## Your task
Where a line in the data below includes the word "components", count it. State the total and nothing more.

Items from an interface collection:
• • • • •
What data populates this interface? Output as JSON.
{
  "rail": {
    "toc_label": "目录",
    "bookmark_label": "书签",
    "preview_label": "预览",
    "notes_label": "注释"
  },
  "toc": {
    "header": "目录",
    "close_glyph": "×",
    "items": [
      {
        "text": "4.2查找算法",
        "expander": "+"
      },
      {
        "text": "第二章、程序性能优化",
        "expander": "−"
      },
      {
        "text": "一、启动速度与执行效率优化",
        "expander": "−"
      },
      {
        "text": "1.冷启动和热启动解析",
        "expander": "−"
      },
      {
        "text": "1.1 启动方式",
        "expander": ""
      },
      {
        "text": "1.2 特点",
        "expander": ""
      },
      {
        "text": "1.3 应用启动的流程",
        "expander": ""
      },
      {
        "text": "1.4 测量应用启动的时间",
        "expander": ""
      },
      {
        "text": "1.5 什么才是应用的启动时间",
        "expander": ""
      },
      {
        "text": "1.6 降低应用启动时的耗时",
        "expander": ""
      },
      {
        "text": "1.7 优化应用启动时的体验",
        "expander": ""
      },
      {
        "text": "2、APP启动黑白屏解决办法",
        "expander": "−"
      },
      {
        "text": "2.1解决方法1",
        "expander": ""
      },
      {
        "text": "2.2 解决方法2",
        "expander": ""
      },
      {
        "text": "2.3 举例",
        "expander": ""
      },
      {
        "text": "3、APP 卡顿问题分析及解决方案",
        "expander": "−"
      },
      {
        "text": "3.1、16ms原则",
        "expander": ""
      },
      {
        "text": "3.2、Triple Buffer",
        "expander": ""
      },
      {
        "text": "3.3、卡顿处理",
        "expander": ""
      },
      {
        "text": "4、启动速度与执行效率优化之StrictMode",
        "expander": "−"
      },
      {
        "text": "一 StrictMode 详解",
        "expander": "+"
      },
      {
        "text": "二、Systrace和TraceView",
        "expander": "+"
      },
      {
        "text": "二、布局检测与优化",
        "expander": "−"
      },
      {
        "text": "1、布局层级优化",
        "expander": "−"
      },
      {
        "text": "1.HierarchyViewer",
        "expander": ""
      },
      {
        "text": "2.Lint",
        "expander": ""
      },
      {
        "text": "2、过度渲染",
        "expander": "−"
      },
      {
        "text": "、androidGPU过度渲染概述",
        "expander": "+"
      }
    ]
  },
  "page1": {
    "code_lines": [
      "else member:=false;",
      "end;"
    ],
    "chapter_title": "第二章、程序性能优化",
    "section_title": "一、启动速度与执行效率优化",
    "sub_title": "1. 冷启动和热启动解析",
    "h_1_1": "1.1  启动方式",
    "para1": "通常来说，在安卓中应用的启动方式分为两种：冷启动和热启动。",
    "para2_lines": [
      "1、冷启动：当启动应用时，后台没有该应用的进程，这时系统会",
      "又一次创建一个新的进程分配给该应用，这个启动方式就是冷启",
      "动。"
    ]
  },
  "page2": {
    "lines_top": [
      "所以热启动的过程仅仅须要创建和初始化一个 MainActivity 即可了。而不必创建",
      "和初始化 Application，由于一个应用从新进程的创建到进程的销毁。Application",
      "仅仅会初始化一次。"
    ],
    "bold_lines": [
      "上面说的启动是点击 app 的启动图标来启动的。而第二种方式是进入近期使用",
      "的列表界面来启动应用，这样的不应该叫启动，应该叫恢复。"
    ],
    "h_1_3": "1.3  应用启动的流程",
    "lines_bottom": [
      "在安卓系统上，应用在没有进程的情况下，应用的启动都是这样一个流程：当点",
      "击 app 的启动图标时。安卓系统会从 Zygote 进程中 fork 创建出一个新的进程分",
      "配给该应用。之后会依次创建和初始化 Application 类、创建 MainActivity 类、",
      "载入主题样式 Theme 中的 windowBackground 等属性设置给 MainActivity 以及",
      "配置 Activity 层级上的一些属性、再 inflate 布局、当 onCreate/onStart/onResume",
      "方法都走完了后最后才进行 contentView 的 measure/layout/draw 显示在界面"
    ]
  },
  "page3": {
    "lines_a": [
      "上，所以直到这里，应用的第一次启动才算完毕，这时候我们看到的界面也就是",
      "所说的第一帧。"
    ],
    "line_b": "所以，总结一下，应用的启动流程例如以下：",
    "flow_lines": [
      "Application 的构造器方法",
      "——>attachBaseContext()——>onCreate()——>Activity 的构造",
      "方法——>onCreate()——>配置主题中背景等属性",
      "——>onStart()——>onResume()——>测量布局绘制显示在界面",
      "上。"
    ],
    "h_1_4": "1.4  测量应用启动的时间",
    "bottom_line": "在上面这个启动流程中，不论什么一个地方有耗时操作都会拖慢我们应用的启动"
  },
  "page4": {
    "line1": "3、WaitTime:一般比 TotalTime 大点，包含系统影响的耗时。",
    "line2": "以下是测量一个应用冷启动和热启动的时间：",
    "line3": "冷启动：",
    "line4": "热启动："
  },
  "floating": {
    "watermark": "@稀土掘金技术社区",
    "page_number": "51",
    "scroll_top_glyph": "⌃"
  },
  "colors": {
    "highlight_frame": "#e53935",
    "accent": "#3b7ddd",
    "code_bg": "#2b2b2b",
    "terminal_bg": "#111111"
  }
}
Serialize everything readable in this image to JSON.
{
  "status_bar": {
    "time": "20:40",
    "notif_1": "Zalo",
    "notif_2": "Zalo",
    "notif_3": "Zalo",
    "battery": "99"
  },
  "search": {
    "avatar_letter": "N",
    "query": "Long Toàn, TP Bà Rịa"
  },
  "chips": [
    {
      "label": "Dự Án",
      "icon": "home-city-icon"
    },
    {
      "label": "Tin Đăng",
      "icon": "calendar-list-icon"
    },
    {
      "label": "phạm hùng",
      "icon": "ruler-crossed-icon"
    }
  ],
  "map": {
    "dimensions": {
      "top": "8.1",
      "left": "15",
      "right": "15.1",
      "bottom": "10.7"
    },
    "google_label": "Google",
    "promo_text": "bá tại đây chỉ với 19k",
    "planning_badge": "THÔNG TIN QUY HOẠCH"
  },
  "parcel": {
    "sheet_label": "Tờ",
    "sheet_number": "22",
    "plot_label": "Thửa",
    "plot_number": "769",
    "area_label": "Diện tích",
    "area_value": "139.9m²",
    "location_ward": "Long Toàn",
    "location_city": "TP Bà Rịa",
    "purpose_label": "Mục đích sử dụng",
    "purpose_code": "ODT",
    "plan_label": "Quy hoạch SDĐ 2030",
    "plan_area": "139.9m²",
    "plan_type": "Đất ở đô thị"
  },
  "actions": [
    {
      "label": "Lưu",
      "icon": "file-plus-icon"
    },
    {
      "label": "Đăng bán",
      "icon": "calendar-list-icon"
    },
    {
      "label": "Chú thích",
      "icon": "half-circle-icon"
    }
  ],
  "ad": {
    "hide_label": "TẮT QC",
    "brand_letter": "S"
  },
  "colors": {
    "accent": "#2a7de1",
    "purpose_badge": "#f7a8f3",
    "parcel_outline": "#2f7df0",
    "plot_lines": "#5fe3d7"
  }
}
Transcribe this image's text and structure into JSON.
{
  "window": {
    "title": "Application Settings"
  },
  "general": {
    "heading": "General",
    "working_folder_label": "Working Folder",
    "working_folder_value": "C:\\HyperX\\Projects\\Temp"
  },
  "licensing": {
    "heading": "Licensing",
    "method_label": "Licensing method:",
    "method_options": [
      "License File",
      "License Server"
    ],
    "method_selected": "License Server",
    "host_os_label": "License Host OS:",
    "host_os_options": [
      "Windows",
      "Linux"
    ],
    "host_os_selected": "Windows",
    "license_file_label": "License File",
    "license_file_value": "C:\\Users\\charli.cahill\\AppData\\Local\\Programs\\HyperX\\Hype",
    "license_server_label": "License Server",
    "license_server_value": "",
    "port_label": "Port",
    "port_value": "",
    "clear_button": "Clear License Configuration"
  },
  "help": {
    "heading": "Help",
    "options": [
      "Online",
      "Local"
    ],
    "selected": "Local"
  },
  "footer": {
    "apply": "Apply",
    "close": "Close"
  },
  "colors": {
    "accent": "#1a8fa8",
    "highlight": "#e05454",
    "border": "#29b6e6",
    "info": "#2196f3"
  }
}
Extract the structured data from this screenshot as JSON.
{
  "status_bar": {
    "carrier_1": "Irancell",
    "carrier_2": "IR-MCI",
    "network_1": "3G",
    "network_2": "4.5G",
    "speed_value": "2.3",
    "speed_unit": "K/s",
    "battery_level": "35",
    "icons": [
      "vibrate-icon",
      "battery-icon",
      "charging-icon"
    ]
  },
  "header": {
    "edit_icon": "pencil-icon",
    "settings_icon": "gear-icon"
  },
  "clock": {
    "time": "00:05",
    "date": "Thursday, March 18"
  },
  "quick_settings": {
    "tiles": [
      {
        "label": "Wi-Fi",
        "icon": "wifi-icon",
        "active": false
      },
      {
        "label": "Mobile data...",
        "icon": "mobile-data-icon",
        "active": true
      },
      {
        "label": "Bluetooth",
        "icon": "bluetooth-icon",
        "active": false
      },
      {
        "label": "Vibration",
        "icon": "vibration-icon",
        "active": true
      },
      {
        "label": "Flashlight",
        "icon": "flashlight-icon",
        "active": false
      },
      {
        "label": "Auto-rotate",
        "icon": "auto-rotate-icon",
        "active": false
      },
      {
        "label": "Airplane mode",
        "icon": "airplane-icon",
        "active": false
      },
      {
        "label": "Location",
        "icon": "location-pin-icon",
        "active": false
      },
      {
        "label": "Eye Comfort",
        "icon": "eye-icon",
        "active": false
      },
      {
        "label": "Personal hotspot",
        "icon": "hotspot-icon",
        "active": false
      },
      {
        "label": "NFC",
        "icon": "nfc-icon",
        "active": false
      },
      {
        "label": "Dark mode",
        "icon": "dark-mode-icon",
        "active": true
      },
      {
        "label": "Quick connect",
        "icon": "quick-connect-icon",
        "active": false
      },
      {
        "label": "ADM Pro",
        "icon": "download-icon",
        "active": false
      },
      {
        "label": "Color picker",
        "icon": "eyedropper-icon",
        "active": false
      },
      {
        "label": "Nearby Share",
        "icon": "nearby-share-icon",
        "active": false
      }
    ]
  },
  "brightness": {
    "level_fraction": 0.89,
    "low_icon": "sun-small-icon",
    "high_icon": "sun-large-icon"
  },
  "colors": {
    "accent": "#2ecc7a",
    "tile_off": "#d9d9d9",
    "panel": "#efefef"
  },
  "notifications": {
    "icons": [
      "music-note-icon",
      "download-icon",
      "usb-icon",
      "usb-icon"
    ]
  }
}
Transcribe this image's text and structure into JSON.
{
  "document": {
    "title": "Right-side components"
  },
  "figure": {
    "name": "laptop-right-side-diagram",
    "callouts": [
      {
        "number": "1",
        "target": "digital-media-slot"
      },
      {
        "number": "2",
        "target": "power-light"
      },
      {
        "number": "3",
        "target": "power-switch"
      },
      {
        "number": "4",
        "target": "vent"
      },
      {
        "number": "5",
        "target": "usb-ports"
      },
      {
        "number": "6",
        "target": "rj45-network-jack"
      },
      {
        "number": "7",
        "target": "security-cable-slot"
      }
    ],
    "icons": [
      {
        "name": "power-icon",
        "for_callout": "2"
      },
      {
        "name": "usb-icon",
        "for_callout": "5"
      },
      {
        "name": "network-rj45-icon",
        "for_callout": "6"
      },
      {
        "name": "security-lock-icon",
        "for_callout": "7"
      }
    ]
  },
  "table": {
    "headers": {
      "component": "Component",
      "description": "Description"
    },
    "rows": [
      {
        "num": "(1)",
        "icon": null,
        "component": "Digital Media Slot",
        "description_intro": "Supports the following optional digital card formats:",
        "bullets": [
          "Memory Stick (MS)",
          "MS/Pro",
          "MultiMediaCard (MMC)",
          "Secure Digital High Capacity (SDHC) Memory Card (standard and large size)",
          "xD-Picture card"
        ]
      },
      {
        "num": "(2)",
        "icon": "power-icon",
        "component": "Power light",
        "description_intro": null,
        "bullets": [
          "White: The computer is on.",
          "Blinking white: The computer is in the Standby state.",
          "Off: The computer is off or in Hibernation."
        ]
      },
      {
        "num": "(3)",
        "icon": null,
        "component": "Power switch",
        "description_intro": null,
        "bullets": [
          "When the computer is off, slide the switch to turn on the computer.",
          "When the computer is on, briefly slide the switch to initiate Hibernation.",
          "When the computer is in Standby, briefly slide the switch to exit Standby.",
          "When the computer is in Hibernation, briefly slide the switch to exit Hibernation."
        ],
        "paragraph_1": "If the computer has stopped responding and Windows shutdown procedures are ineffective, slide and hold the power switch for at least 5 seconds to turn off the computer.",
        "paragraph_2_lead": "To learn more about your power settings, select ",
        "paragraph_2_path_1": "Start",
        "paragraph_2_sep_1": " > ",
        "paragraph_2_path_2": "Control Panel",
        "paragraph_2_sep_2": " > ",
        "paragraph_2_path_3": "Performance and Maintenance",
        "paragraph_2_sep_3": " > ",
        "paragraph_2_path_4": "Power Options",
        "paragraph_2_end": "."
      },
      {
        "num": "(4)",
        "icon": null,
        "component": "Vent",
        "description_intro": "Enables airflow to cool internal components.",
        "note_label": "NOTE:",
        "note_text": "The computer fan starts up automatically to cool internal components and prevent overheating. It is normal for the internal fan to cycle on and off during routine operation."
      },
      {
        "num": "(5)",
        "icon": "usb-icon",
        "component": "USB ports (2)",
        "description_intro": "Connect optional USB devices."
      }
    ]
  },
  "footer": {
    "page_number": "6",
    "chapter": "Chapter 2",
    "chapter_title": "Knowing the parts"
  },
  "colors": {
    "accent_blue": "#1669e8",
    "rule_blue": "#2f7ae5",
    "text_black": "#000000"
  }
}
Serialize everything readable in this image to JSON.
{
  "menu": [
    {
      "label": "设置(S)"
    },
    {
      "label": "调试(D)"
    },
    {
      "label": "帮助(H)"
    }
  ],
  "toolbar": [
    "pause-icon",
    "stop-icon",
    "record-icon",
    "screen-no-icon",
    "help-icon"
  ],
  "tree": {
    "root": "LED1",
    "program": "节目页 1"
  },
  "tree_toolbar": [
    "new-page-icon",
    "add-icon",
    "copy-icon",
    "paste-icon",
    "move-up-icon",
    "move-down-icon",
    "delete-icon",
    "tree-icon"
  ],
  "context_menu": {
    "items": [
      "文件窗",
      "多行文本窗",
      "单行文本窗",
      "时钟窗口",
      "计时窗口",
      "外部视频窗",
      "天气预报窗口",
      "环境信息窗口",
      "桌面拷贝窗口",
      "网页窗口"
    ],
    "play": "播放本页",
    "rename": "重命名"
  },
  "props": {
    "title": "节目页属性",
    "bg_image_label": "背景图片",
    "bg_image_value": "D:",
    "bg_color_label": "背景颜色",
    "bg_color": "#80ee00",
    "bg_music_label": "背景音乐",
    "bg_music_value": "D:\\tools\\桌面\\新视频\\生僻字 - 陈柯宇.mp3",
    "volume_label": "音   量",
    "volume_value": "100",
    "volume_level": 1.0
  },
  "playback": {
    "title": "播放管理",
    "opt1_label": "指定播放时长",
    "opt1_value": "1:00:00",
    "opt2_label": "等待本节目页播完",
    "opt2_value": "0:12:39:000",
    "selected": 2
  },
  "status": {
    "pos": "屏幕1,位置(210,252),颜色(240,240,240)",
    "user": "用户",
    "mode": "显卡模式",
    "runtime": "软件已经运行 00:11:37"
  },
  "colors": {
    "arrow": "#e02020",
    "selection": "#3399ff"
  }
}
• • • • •
## Answer to the problem
3